- Give yourself transitions. If you’re having trouble concentrating, give yourself an intermediate step between tasks. After you’ve checked the news, tackle something work-related, but low effort—like answering straightforward emails—before moving on to a high-intensity project.
- Think about your environment. Look for ways to make a space you use regularly more efficient and attractive—whether that’s a desk, kitchen, car, garden, or bedroom. Clear clutter, add pillows or more comfortable furniture, eliminate unpleasant sounds or smells, improve your light.
- Stretch. Taking a moment to stretch can help boost mindfulness and creativity, and relieve stress. Stretching is also a great way to relax before bed.
- Track your hours. We manage what we monitor. If you want to make progress on an aim (like learning Spanish or running three times a week), track the hours you put in using the Numbers Tracking tool in the Happier app.
- Tackle dreaded tasks first thing. The night before, commit to do the dreaded task. And the next day, at the first possible moment—as soon as you walk into work, or when the office opens, or whenever—just do it. Don’t allow yourself to reflect or procrastinate.
- Enjoy the fun of failure. Many things worth doing are worth doing badly. Doing something badly is often a necessary stage toward doing it well.
Build your productivity toolkit with the Happier app
The Happier™ app recommends habit-change tools tailored to your Tendency, but you can add any tool to your toolkit that works for you and your aims.
- Use the Photo Log tool to make a visual record of your progress.
- Check off every day you make progress with the Don’t Break the Chain tool.
- Log hours of practice or word count with the Track Your Total tool.
- Create a written record of a project with the One-Sentence Journal tool.
- Identify an accountability partner or group and check in with them every day using the Accountability Partners tool.
In his Journal, painter Eugène Delacroix observed, “When one’s mind is refreshed by work, a sense of happiness pervades one’s whole being.”
When we work productively, we don’t waste time, energy, or money; we have the refreshing sense of efficient execution.

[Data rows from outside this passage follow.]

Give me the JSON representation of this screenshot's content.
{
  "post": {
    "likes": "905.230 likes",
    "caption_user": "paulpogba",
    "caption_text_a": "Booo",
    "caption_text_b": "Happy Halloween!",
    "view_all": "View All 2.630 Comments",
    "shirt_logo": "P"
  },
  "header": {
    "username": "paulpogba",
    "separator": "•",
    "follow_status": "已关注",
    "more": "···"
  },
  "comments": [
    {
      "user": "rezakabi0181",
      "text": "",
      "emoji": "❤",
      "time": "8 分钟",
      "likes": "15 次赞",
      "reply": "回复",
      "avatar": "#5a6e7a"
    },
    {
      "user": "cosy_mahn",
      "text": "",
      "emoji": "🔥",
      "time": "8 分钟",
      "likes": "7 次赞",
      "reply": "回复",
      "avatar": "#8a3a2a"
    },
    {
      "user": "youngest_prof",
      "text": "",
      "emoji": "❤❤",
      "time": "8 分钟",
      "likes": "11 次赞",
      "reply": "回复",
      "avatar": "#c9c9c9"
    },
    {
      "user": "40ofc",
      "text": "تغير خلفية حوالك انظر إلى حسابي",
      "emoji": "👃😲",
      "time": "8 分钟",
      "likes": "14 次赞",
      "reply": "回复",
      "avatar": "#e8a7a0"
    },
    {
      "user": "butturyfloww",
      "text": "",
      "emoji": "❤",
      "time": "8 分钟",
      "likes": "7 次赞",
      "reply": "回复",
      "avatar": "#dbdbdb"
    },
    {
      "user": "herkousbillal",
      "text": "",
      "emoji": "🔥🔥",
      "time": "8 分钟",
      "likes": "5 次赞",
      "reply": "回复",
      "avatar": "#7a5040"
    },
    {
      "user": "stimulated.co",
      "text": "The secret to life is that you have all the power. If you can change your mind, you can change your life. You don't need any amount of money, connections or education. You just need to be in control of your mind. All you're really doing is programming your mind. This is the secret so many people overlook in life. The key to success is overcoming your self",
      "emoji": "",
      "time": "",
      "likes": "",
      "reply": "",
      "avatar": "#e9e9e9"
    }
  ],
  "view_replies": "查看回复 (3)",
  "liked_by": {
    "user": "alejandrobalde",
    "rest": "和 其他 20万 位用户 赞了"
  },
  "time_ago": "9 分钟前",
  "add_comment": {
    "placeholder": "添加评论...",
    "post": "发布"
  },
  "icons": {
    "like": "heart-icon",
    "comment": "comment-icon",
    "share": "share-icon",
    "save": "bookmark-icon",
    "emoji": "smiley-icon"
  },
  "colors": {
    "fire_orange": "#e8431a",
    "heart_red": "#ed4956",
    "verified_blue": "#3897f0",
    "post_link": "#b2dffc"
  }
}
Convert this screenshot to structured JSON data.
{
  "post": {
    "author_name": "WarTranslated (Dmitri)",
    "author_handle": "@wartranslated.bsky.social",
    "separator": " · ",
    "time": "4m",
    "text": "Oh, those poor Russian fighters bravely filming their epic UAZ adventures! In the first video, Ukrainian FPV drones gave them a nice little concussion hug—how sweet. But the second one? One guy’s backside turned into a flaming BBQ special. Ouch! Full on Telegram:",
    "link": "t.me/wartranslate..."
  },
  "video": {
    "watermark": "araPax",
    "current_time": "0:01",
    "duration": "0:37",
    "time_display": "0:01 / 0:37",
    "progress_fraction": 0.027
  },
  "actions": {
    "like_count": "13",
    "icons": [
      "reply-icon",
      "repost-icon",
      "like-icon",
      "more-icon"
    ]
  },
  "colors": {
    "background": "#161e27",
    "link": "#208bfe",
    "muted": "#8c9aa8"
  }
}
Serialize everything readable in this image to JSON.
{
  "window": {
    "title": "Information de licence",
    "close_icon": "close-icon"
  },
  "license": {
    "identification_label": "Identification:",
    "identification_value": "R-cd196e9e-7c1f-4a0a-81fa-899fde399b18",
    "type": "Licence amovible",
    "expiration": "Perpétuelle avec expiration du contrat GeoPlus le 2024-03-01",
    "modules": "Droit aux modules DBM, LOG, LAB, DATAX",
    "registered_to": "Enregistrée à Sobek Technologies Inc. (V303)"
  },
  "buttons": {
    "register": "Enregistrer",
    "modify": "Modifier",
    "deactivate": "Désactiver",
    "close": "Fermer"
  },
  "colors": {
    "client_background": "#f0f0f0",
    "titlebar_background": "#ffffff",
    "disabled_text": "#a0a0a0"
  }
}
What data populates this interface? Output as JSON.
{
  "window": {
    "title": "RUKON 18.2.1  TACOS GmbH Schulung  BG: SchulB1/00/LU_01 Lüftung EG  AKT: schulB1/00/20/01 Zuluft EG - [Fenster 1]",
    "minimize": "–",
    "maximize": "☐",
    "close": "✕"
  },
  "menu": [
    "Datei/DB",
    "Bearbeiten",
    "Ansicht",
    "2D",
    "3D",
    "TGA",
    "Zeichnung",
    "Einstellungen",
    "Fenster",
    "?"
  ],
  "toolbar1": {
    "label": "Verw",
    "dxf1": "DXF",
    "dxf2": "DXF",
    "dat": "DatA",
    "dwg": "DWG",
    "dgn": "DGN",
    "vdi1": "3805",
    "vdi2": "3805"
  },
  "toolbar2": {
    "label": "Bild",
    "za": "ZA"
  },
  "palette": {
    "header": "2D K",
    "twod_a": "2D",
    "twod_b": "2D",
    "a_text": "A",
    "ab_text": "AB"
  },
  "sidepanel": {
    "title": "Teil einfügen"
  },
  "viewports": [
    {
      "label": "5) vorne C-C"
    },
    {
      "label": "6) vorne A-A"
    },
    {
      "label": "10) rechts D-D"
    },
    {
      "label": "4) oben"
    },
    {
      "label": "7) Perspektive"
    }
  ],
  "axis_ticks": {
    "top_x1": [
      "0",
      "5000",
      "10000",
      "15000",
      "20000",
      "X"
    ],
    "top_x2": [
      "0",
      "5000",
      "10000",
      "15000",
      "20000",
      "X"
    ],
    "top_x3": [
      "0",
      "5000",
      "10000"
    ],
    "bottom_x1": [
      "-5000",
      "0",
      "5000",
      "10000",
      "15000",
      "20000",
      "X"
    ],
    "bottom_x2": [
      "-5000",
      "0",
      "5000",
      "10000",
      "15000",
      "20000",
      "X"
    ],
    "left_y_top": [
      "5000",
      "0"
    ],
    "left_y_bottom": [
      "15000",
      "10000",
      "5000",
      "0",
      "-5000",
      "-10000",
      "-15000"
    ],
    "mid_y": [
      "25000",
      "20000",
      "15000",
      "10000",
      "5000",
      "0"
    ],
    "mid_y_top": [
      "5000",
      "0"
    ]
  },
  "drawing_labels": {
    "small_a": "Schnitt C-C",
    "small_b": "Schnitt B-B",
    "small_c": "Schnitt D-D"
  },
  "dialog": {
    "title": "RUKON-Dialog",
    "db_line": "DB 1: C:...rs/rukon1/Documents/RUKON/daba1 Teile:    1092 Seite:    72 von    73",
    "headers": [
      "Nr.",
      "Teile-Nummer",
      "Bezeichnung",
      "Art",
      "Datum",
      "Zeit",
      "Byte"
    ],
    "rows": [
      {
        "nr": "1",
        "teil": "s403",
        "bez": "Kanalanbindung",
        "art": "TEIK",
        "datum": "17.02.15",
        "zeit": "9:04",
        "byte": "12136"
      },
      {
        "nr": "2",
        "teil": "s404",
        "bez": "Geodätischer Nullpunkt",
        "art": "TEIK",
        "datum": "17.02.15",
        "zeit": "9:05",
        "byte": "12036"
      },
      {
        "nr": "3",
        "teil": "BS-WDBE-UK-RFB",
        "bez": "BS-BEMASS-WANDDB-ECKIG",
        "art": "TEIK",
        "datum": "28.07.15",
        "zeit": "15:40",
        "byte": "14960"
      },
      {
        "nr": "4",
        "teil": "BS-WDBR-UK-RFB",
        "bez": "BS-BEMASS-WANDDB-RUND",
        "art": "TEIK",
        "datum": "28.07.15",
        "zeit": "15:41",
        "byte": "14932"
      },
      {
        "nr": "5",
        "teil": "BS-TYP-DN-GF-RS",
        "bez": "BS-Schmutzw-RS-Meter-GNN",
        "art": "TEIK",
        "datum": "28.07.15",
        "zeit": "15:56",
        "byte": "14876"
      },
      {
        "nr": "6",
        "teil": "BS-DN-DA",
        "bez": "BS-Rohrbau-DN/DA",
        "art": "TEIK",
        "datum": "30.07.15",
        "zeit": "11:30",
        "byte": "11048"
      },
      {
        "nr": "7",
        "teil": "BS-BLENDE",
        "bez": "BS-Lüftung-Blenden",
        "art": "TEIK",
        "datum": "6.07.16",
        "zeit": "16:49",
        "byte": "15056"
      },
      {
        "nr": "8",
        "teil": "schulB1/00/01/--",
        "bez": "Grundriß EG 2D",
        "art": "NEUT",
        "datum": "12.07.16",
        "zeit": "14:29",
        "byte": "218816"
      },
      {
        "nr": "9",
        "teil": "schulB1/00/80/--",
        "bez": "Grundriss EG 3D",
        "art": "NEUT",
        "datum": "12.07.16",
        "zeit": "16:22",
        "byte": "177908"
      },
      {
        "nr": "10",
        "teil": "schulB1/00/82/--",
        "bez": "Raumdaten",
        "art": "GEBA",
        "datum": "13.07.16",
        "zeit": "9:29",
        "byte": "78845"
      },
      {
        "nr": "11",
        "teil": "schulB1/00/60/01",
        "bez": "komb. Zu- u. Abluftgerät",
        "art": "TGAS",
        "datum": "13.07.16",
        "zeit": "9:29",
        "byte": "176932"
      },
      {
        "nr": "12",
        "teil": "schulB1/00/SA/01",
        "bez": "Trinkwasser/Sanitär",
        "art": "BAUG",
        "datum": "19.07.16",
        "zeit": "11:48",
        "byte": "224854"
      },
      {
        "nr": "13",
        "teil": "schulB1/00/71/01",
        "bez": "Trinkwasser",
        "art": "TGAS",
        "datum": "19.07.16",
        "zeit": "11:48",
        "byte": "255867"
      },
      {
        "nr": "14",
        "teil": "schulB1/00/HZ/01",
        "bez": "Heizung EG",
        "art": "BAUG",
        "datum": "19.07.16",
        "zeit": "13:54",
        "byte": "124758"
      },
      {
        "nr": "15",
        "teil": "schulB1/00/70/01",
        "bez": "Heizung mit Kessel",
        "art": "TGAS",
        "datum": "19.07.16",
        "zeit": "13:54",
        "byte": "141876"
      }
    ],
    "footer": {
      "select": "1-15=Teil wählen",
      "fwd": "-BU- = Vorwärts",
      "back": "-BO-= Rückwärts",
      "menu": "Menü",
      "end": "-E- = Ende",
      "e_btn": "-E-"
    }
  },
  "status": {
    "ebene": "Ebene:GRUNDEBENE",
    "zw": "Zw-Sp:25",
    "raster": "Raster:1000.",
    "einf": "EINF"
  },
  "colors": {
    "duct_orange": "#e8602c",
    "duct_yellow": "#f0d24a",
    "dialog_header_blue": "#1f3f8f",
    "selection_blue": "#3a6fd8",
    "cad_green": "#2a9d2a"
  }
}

What tips do you use to make sure that you’re being productive with your efforts?